Your output should be every line below, copied exactly.

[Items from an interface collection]
--- START ---

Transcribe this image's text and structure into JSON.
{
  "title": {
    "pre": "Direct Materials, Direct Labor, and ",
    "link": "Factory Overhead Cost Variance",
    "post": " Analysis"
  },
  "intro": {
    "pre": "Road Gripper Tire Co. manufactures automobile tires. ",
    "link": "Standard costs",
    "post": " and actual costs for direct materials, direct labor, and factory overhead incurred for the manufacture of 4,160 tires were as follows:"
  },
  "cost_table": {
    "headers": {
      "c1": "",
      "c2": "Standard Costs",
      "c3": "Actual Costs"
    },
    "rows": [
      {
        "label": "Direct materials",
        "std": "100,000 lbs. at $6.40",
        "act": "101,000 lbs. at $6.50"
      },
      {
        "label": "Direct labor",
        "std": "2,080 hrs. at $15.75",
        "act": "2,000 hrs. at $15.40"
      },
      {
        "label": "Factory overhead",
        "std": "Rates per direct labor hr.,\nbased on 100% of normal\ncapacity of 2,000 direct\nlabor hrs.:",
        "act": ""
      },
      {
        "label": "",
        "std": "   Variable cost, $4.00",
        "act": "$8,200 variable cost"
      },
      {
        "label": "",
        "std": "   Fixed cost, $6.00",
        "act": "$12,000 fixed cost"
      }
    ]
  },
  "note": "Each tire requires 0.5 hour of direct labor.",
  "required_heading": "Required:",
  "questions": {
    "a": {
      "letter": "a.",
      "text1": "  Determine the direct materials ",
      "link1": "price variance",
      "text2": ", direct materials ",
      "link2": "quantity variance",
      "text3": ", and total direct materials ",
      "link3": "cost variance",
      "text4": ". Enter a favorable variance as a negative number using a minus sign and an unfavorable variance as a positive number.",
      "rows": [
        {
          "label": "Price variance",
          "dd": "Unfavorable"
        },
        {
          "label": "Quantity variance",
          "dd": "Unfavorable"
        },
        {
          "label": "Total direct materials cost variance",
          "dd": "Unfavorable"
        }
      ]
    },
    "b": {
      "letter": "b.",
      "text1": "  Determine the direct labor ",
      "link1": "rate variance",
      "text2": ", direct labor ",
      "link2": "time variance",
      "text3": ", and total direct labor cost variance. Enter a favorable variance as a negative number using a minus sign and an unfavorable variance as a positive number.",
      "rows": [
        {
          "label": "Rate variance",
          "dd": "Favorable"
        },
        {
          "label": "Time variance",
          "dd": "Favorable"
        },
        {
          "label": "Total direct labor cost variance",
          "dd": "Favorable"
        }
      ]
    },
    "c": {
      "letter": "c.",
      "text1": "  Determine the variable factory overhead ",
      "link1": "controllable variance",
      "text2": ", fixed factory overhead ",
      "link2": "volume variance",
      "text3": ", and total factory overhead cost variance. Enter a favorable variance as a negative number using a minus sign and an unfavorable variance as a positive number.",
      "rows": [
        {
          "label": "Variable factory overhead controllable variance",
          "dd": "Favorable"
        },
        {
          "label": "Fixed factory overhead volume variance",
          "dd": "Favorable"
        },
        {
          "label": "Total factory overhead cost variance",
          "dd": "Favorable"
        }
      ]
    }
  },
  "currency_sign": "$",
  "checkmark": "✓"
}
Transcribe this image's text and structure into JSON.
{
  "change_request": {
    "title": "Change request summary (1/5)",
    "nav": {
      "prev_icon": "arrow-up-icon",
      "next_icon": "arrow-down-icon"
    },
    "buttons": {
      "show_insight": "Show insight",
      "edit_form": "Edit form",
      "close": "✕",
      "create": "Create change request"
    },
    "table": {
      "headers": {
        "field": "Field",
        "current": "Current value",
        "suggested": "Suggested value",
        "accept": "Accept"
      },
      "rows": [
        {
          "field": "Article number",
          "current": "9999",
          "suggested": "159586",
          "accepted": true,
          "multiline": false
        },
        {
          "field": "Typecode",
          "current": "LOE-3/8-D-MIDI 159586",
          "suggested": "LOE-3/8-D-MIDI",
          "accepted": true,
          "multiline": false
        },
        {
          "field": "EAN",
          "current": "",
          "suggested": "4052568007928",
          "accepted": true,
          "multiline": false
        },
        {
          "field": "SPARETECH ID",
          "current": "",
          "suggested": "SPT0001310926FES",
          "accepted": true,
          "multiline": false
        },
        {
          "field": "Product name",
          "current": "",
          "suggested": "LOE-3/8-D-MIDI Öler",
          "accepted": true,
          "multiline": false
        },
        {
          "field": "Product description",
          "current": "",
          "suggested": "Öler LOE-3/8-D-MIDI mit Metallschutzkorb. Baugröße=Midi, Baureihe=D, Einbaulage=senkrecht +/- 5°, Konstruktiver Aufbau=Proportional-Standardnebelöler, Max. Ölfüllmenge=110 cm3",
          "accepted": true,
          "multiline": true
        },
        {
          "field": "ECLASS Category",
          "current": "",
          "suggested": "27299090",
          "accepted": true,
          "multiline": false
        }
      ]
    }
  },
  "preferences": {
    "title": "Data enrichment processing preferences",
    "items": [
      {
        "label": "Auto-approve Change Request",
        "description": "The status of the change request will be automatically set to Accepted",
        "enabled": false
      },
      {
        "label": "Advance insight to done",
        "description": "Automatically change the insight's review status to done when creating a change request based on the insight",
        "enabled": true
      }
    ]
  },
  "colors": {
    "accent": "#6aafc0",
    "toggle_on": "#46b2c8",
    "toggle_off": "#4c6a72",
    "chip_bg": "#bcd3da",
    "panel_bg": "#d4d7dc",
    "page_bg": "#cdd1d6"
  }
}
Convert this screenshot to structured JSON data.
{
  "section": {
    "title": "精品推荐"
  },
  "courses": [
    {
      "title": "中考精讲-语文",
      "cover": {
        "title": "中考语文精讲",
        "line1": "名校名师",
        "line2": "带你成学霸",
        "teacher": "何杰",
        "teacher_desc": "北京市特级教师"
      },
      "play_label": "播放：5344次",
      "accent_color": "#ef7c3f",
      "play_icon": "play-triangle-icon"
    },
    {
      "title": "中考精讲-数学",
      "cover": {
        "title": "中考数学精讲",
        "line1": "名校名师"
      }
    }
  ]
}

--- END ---

RESULT FOR THIS TASK >>
Transcribe this image's text and structure into JSON.
{
  "title": {
    "pre": "Direct Materials, Direct Labor, and ",
    "link": "Factory Overhead Cost Variance",
    "post": " Analysis"
  },
  "intro": {
    "pre": "Road Gripper Tire Co. manufactures automobile tires. ",
    "link": "Standard costs",
    "post": " and actual costs for direct materials, direct labor, and factory overhead incurred for the manufacture of 4,160 tires were as follows:"
  },
  "cost_table": {
    "headers": {
      "c1": "",
      "c2": "Standard Costs",
      "c3": "Actual Costs"
    },
    "rows": [
      {
        "label": "Direct materials",
        "std": "100,000 lbs. at $6.40",
        "act": "101,000 lbs. at $6.50"
      },
      {
        "label": "Direct labor",
        "std": "2,080 hrs. at $15.75",
        "act": "2,000 hrs. at $15.40"
      },
      {
        "label": "Factory overhead",
        "std": "Rates per direct labor hr.,\nbased on 100% of normal\ncapacity of 2,000 direct\nlabor hrs.:",
        "act": ""
      },
      {
        "label": "",
        "std": "   Variable cost, $4.00",
        "act": "$8,200 variable cost"
      },
      {
        "label": "",
        "std": "   Fixed cost, $6.00",
        "act": "$12,000 fixed cost"
      }
    ]
  },
  "note": "Each tire requires 0.5 hour of direct labor.",
  "required_heading": "Required:",
  "questions": {
    "a": {
      "letter": "a.",
      "text1": "  Determine the direct materials ",
      "link1": "price variance",
      "text2": ", direct materials ",
      "link2": "quantity variance",
      "text3": ", and total direct materials ",
      "link3": "cost variance",
      "text4": ". Enter a favorable variance as a negative number using a minus sign and an unfavorable variance as a positive number.",
      "rows": [
        {
          "label": "Price variance",
          "dd": "Unfavorable"
        },
        {
          "label": "Quantity variance",
          "dd": "Unfavorable"
        },
        {
          "label": "Total direct materials cost variance",
          "dd": "Unfavorable"
        }
      ]
    },
    "b": {
      "letter": "b.",
      "text1": "  Determine the direct labor ",
      "link1": "rate variance",
      "text2": ", direct labor ",
      "link2": "time variance",
      "text3": ", and total direct labor cost variance. Enter a favorable variance as a negative number using a minus sign and an unfavorable variance as a positive number.",
      "rows": [
        {
          "label": "Rate variance",
          "dd": "Favorable"
        },
        {
          "label": "Time variance",
          "dd": "Favorable"
        },
        {
          "label": "Total direct labor cost variance",
          "dd": "Favorable"
        }
      ]
    },
    "c": {
      "letter": "c.",
      "text1": "  Determine the variable factory overhead ",
      "link1": "controllable variance",
      "text2": ", fixed factory overhead ",
      "link2": "volume variance",
      "text3": ", and total factory overhead cost variance. Enter a favorable variance as a negative number using a minus sign and an unfavorable variance as a positive number.",
      "rows": [
        {
          "label": "Variable factory overhead controllable variance",
          "dd": "Favorable"
        },
        {
          "label": "Fixed factory overhead volume variance",
          "dd": "Favorable"
        },
        {
          "label": "Total factory overhead cost variance",
          "dd": "Favorable"
        }
      ]
    }
  },
  "currency_sign": "$",
  "checkmark": "✓"
}
Transcribe this image's text and structure into JSON.
{
  "change_request": {
    "title": "Change request summary (1/5)",
    "nav": {
      "prev_icon": "arrow-up-icon",
      "next_icon": "arrow-down-icon"
    },
    "buttons": {
      "show_insight": "Show insight",
      "edit_form": "Edit form",
      "close": "✕",
      "create": "Create change request"
    },
    "table": {
      "headers": {
        "field": "Field",
        "current": "Current value",
        "suggested": "Suggested value",
        "accept": "Accept"
      },
      "rows": [
        {
          "field": "Article number",
          "current": "9999",
          "suggested": "159586",
          "accepted": true,
          "multiline": false
        },
        {
          "field": "Typecode",
          "current": "LOE-3/8-D-MIDI 159586",
          "suggested": "LOE-3/8-D-MIDI",
          "accepted": true,
          "multiline": false
        },
        {
          "field": "EAN",
          "current": "",
          "suggested": "4052568007928",
          "accepted": true,
          "multiline": false
        },
        {
          "field": "SPARETECH ID",
          "current": "",
          "suggested": "SPT0001310926FES",
          "accepted": true,
          "multiline": false
        },
        {
          "field": "Product name",
          "current": "",
          "suggested": "LOE-3/8-D-MIDI Öler",
          "accepted": true,
          "multiline": false
        },
        {
          "field": "Product description",
          "current": "",
          "suggested": "Öler LOE-3/8-D-MIDI mit Metallschutzkorb. Baugröße=Midi, Baureihe=D, Einbaulage=senkrecht +/- 5°, Konstruktiver Aufbau=Proportional-Standardnebelöler, Max. Ölfüllmenge=110 cm3",
          "accepted": true,
          "multiline": true
        },
        {
          "field": "ECLASS Category",
          "current": "",
          "suggested": "27299090",
          "accepted": true,
          "multiline": false
        }
      ]
    }
  },
  "preferences": {
    "title": "Data enrichment processing preferences",
    "items": [
      {
        "label": "Auto-approve Change Request",
        "description": "The status of the change request will be automatically set to Accepted",
        "enabled": false
      },
      {
        "label": "Advance insight to done",
        "description": "Automatically change the insight's review status to done when creating a change request based on the insight",
        "enabled": true
      }
    ]
  },
  "colors": {
    "accent": "#6aafc0",
    "toggle_on": "#46b2c8",
    "toggle_off": "#4c6a72",
    "chip_bg": "#bcd3da",
    "panel_bg": "#d4d7dc",
    "page_bg": "#cdd1d6"
  }
}
Convert this screenshot to structured JSON data.
{
  "section": {
    "title": "精品推荐"
  },
  "courses": [
    {
      "title": "中考精讲-语文",
      "cover": {
        "title": "中考语文精讲",
        "line1": "名校名师",
        "line2": "带你成学霸",
        "teacher": "何杰",
        "teacher_desc": "北京市特级教师"
      },
      "play_label": "播放：5344次",
      "accent_color": "#ef7c3f",
      "play_icon": "play-triangle-icon"
    },
    {
      "title": "中考精讲-数学",
      "cover": {
        "title": "中考数学精讲",
        "line1": "名校名师"
      }
    }
  ]
}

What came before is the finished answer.